Problem to work on: Retrieve every line of the data holding the word "numbers".

####

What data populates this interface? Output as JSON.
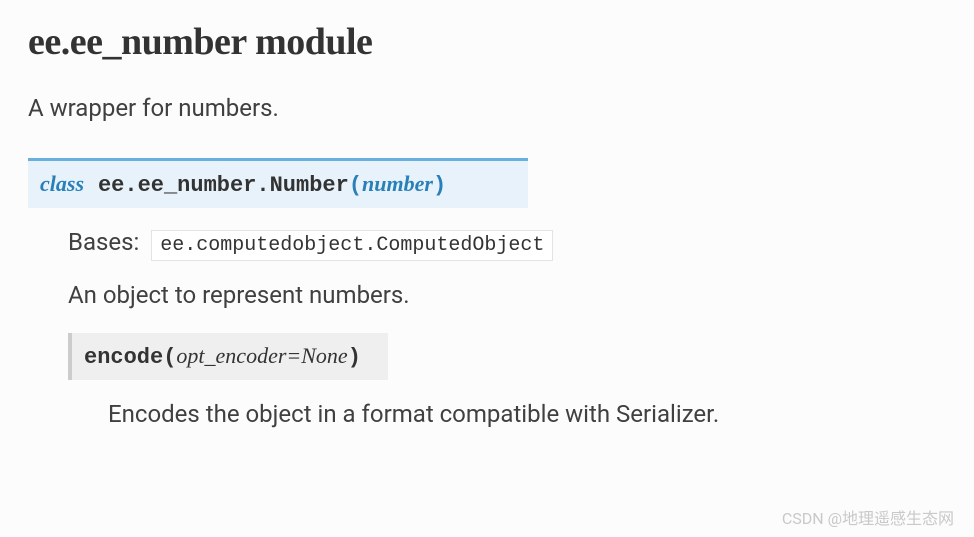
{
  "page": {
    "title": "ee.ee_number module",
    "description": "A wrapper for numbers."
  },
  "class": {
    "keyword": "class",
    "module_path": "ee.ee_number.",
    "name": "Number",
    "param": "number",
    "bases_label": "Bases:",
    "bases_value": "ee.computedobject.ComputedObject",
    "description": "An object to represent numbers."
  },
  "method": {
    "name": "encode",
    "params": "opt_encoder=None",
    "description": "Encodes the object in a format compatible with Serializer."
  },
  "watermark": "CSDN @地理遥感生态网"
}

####

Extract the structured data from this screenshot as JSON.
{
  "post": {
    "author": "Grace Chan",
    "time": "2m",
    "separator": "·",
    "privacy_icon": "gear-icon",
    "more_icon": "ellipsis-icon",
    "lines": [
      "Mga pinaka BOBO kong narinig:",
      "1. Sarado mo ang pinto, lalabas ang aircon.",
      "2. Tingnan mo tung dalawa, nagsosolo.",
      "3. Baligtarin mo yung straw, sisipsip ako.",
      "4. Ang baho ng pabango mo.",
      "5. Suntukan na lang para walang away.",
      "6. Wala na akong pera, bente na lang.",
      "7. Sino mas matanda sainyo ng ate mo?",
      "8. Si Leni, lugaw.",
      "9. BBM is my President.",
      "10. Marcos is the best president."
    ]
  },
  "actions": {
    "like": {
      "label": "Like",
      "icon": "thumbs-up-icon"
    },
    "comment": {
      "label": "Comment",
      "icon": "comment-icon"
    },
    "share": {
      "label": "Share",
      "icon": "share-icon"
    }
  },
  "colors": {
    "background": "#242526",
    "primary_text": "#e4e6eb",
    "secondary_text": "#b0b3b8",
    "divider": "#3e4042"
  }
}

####

Answer for the task:
    "description": "A wrapper for numbers."
    "description": "An object to represent numbers."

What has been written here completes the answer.